    I do think it’s normal to want to hold on to the (in my case hypomania)because it is such a relief from the depression, which for me has been treatment resistent depression for the past two years (I’m on 7 medications for BP II). Julie said in one of the previous posts that it’s important to know your ‘normal’ state. I haven’t a clue what that is since I’ve been extremely depressed (daily thoughts that focus on death and loss), or once in a great while am hypomanic; I’ll start a writing at 10pm and the next time I look at the clock, it’s 3:30 am. That’s what usually happens to me when I’m manic. I lose all sense of time and my OCD takes advantage. I’ll be editing a video and work on the same 3 sec section for 1-2 hours to get it ‘just right’. I’m in a hyper mood during the day, talking quickly etc… but my motivation to be productive (usually in a creative way) begins in the evening and continues into the early morning or carries on into the next day. And yes, the lack of sleep eventually results in a huge crash of depression, but I figure, I live in it most of the time, been to the extremes (hospital stays, suicide attempts etc…) so it is kind of worth it to me if I get fortunate enough to have a break from the debilitating depression I’m always in. I know that’s against eveything Julie says/writes, but I considered suicide at age 11 and I’m 47 this month. I’ve lived with the dark shadow for a long, long time. (btw, less and less hypomanic episodes the older I get) I do think it’s important for you to be officially diagnosed by a psychiatrist if you already haven’t, definitely begin finding the best med combination for you, and I believe, just like exercising is just as important in losing and keeping off weight as eating properly, finding and regularly meeting with a psychologist rounds out your best chance at living the most fulfilled life as possible.


  • Jessi Evans

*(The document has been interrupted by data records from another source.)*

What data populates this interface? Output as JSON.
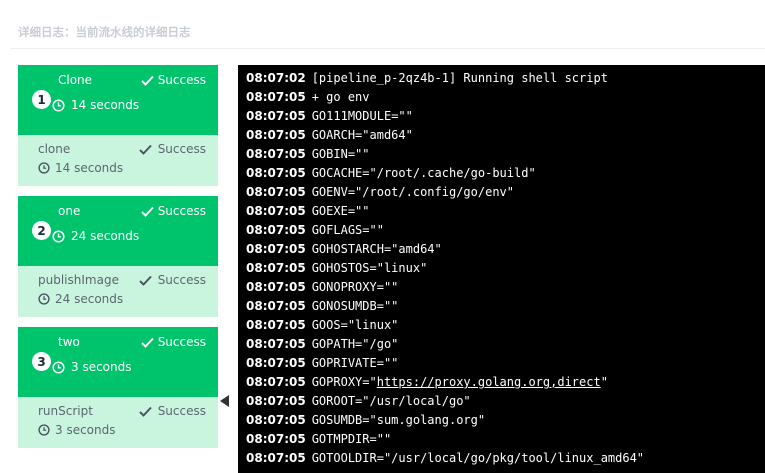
{
  "header": {
    "title": "详细日志：当前流水线的详细日志"
  },
  "stages": [
    {
      "num": "1",
      "name": "Clone",
      "status": "Success",
      "duration": "14 seconds",
      "step": {
        "name": "clone",
        "status": "Success",
        "duration": "14 seconds"
      }
    },
    {
      "num": "2",
      "name": "one",
      "status": "Success",
      "duration": "24 seconds",
      "step": {
        "name": "publishImage",
        "status": "Success",
        "duration": "24 seconds"
      }
    },
    {
      "num": "3",
      "name": "two",
      "status": "Success",
      "duration": "3 seconds",
      "step": {
        "name": "runScript",
        "status": "Success",
        "duration": "3 seconds"
      }
    }
  ],
  "log": {
    "lines": [
      {
        "time": "08:07:02",
        "text": "[pipeline_p-2qz4b-1] Running shell script"
      },
      {
        "time": "08:07:05",
        "text": "+ go env"
      },
      {
        "time": "08:07:05",
        "text": "GO111MODULE=\"\""
      },
      {
        "time": "08:07:05",
        "text": "GOARCH=\"amd64\""
      },
      {
        "time": "08:07:05",
        "text": "GOBIN=\"\""
      },
      {
        "time": "08:07:05",
        "text": "GOCACHE=\"/root/.cache/go-build\""
      },
      {
        "time": "08:07:05",
        "text": "GOENV=\"/root/.config/go/env\""
      },
      {
        "time": "08:07:05",
        "text": "GOEXE=\"\""
      },
      {
        "time": "08:07:05",
        "text": "GOFLAGS=\"\""
      },
      {
        "time": "08:07:05",
        "text": "GOHOSTARCH=\"amd64\""
      },
      {
        "time": "08:07:05",
        "text": "GOHOSTOS=\"linux\""
      },
      {
        "time": "08:07:05",
        "text": "GONOPROXY=\"\""
      },
      {
        "time": "08:07:05",
        "text": "GONOSUMDB=\"\""
      },
      {
        "time": "08:07:05",
        "text": "GOOS=\"linux\""
      },
      {
        "time": "08:07:05",
        "text": "GOPATH=\"/go\""
      },
      {
        "time": "08:07:05",
        "text": "GOPRIVATE=\"\""
      },
      {
        "time": "08:07:05",
        "text_pre": "GOPROXY=\"",
        "link": "https://proxy.golang.org,direct",
        "text_post": "\""
      },
      {
        "time": "08:07:05",
        "text": "GOROOT=\"/usr/local/go\""
      },
      {
        "time": "08:07:05",
        "text": "GOSUMDB=\"sum.golang.org\""
      },
      {
        "time": "08:07:05",
        "text": "GOTMPDIR=\"\""
      },
      {
        "time": "08:07:05",
        "text": "GOTOOLDIR=\"/usr/local/go/pkg/tool/linux_amd64\""
      }
    ]
  }
}
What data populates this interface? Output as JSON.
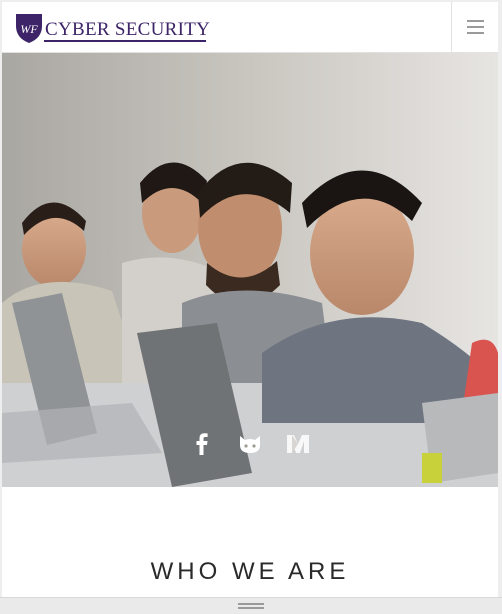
{
  "header": {
    "logo_text": "CYBER SECURITY",
    "logo_monogram": "WF",
    "brand_color": "#3d2468",
    "menu_icon": "hamburger-icon"
  },
  "hero": {
    "image": "students-working-on-laptops-photo",
    "social": [
      {
        "name": "facebook",
        "icon": "facebook-icon"
      },
      {
        "name": "github",
        "icon": "github-icon"
      },
      {
        "name": "medium",
        "icon": "medium-icon"
      }
    ]
  },
  "section": {
    "title": "WHO WE ARE"
  },
  "footer": {
    "handle_icon": "drag-handle-icon"
  }
}
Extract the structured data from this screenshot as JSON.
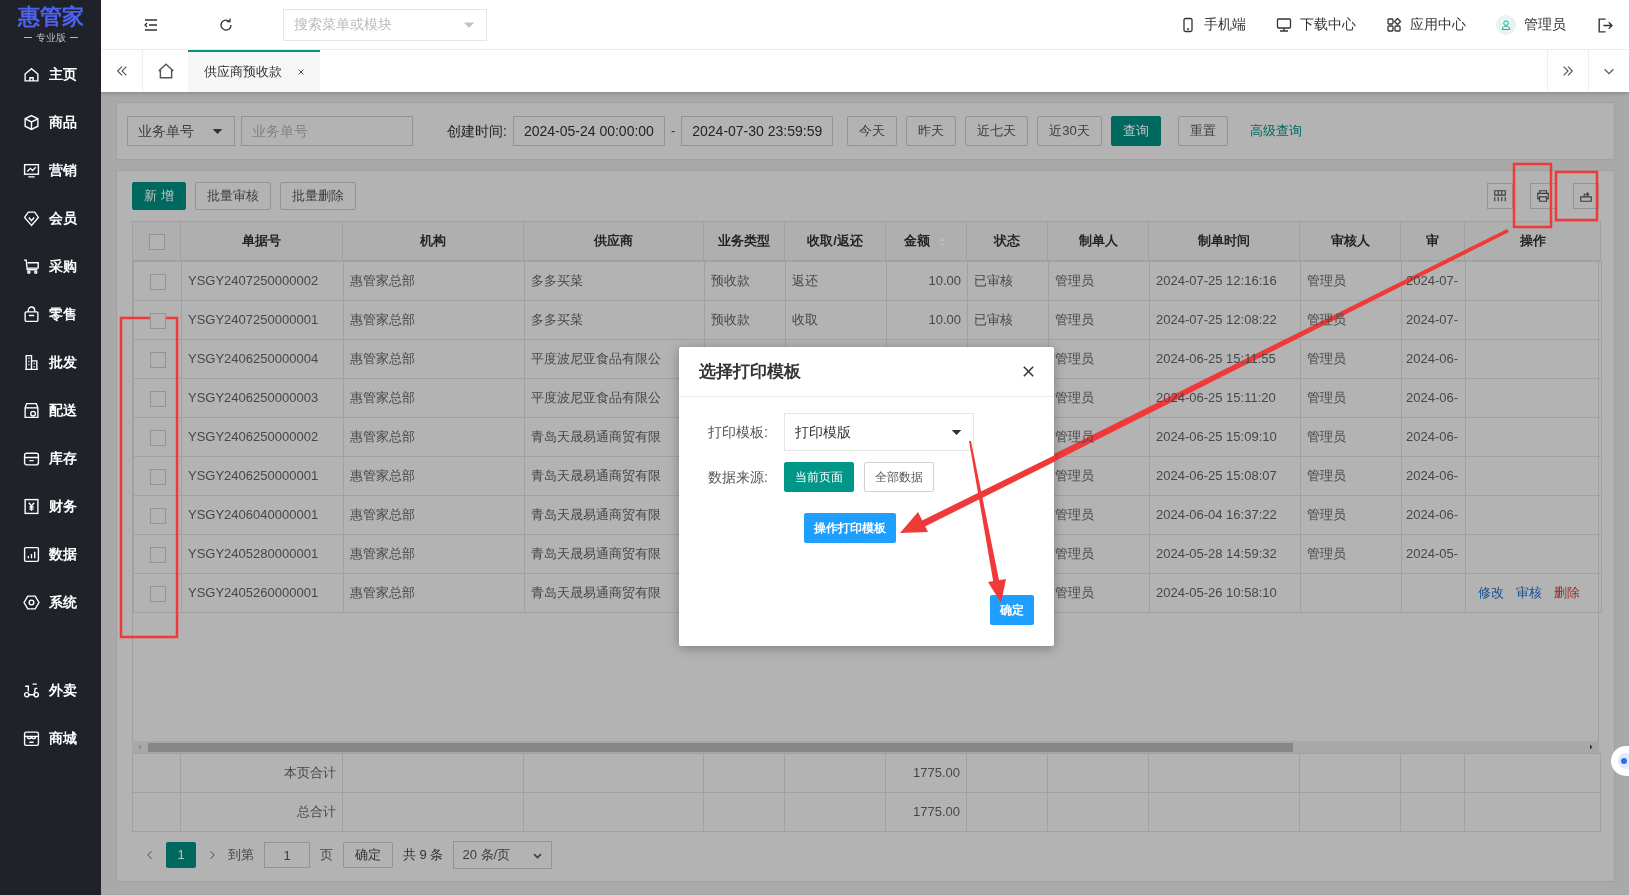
{
  "sidebar": {
    "logo": "惠管家",
    "edition": "专业版",
    "items": [
      {
        "label": "主页"
      },
      {
        "label": "商品"
      },
      {
        "label": "营销"
      },
      {
        "label": "会员"
      },
      {
        "label": "采购"
      },
      {
        "label": "零售"
      },
      {
        "label": "批发"
      },
      {
        "label": "配送"
      },
      {
        "label": "库存"
      },
      {
        "label": "财务"
      },
      {
        "label": "数据"
      },
      {
        "label": "系统"
      }
    ],
    "extra_items": [
      {
        "label": "外卖"
      },
      {
        "label": "商城"
      }
    ]
  },
  "header": {
    "search_placeholder": "搜索菜单或模块",
    "links": [
      {
        "label": "手机端"
      },
      {
        "label": "下载中心"
      },
      {
        "label": "应用中心"
      }
    ],
    "user": "管理员"
  },
  "tabs": [
    {
      "label": "供应商预收款",
      "selected": true
    }
  ],
  "filter": {
    "field_select": "业务单号",
    "field_placeholder": "业务单号",
    "date_label": "创建时间:",
    "date_start": "2024-05-24 00:00:00",
    "date_separator": "-",
    "date_end": "2024-07-30 23:59:59",
    "quick_ranges": [
      "今天",
      "昨天",
      "近七天",
      "近30天"
    ],
    "search_button": "查询",
    "reset_button": "重置",
    "advanced_link": "高级查询"
  },
  "toolbar": {
    "buttons": [
      {
        "label": "新 增",
        "kind": "primary"
      },
      {
        "label": "批量审核",
        "kind": "default"
      },
      {
        "label": "批量删除",
        "kind": "default"
      }
    ]
  },
  "table": {
    "all_checked": false,
    "columns": [
      {
        "label": "单据号",
        "sortable": false
      },
      {
        "label": "机构",
        "sortable": false
      },
      {
        "label": "供应商",
        "sortable": false
      },
      {
        "label": "业务类型",
        "sortable": false
      },
      {
        "label": "收取/返还",
        "sortable": false
      },
      {
        "label": "金额",
        "sortable": true
      },
      {
        "label": "状态",
        "sortable": false
      },
      {
        "label": "制单人",
        "sortable": false
      },
      {
        "label": "制单时间",
        "sortable": false
      },
      {
        "label": "审核人",
        "sortable": false
      },
      {
        "label": "审",
        "sortable": false
      },
      {
        "label": "操作",
        "sortable": false
      }
    ],
    "rows": [
      {
        "checked": false,
        "cells": [
          "YSGY2407250000002",
          "惠管家总部",
          "多多买菜",
          "预收款",
          "返还",
          "10.00",
          "已审核",
          "管理员",
          "2024-07-25 12:16:16",
          "管理员",
          "2024-07-"
        ]
      },
      {
        "checked": false,
        "cells": [
          "YSGY2407250000001",
          "惠管家总部",
          "多多买菜",
          "预收款",
          "收取",
          "10.00",
          "已审核",
          "管理员",
          "2024-07-25 12:08:22",
          "管理员",
          "2024-07-"
        ]
      },
      {
        "checked": false,
        "cells": [
          "YSGY2406250000004",
          "惠管家总部",
          "平度波尼亚食品有限公",
          null,
          null,
          null,
          null,
          "管理员",
          "2024-06-25 15:11:55",
          "管理员",
          "2024-06-"
        ]
      },
      {
        "checked": false,
        "cells": [
          "YSGY2406250000003",
          "惠管家总部",
          "平度波尼亚食品有限公",
          null,
          null,
          null,
          null,
          "管理员",
          "2024-06-25 15:11:20",
          "管理员",
          "2024-06-"
        ]
      },
      {
        "checked": false,
        "cells": [
          "YSGY2406250000002",
          "惠管家总部",
          "青岛天晟易通商贸有限",
          null,
          null,
          null,
          null,
          "管理员",
          "2024-06-25 15:09:10",
          "管理员",
          "2024-06-"
        ]
      },
      {
        "checked": false,
        "cells": [
          "YSGY2406250000001",
          "惠管家总部",
          "青岛天晟易通商贸有限",
          null,
          null,
          null,
          null,
          "管理员",
          "2024-06-25 15:08:07",
          "管理员",
          "2024-06-"
        ]
      },
      {
        "checked": false,
        "cells": [
          "YSGY2406040000001",
          "惠管家总部",
          "青岛天晟易通商贸有限",
          null,
          null,
          null,
          null,
          "管理员",
          "2024-06-04 16:37:22",
          "管理员",
          "2024-06-"
        ]
      },
      {
        "checked": false,
        "cells": [
          "YSGY2405280000001",
          "惠管家总部",
          "青岛天晟易通商贸有限",
          null,
          null,
          null,
          null,
          "管理员",
          "2024-05-28 14:59:32",
          "管理员",
          "2024-05-"
        ]
      },
      {
        "checked": false,
        "cells": [
          "YSGY2405260000001",
          "惠管家总部",
          "青岛天晟易通商贸有限",
          null,
          null,
          null,
          null,
          "管理员",
          "2024-05-26 10:58:10",
          null,
          null
        ],
        "actions": [
          {
            "label": "修改",
            "kind": "edit"
          },
          {
            "label": "审核",
            "kind": "audit"
          },
          {
            "label": "删除",
            "kind": "delete"
          }
        ]
      }
    ],
    "totals": [
      {
        "label": "本页合计",
        "amount": "1775.00"
      },
      {
        "label": "总合计",
        "amount": "1775.00"
      }
    ]
  },
  "pagination": {
    "pages": [
      {
        "label": "1",
        "selected": true
      }
    ],
    "goto_label": "到第",
    "goto_value": "1",
    "page_unit": "页",
    "confirm": "确定",
    "total": "共 9 条",
    "page_size": "20 条/页"
  },
  "modal": {
    "title": "选择打印模板",
    "template_label": "打印模板:",
    "template_value": "打印模版",
    "source_label": "数据来源:",
    "sources": [
      {
        "label": "当前页面",
        "selected": true
      },
      {
        "label": "全部数据",
        "selected": false
      }
    ],
    "design_button": "操作打印模板",
    "ok_button": "确定"
  }
}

    Hi Julie,
    My name is Jessica Evans. I’m 13 Years old. I haven’t slept in the past 2 days & I don’t think I will be sleeping tonight because I’m having trouble doing that. I think I am having a manic episode because I actually have been very productive at night for the past 2-3 days. I want to tell my dad to take me to the doctor & get me checked out,but he usually says “your fine,get over it.” I still am going to ask but I’m worried this might mess my body up since,you know,I’m still very young. Also I didn’t sleep last night because I was worried about my family because a man was following us yesterday. And today,my friends & I were walking home from church & a man pulled a gun on us but didn’t fire,then kept circling. So I am still extremely terrified. Please,tell me what I need to do.

    Thank you so much,
    Jessi Evans.

    • jon

      in todays society we need to justify everything and diagnose it. if you were bipolar you wouldnt be seeking help and think anything was wrong. mania makes yo8u feel you are productive but you do nothing. Trust me i’m having a film made about my life. its called anxiety it will pass

  • Blondie

    At night I tend to have tons of energy. Sometimes I wonder if humans can be nocturnal. I feel like I am more productive at night. This is when I do my homework, clean my house, plan things for the week. I often go through my closets and drawers and get rid of things and it gives me a great feeling! But I usually later regret what I got rid of. I sometimes post tons and tons of things on facebook and regret it the next day. I also sometimes don’t remember what I did at night the next day. Do you think these are signs of being manic, or am I simply a crazy nocturnal insomniac? lol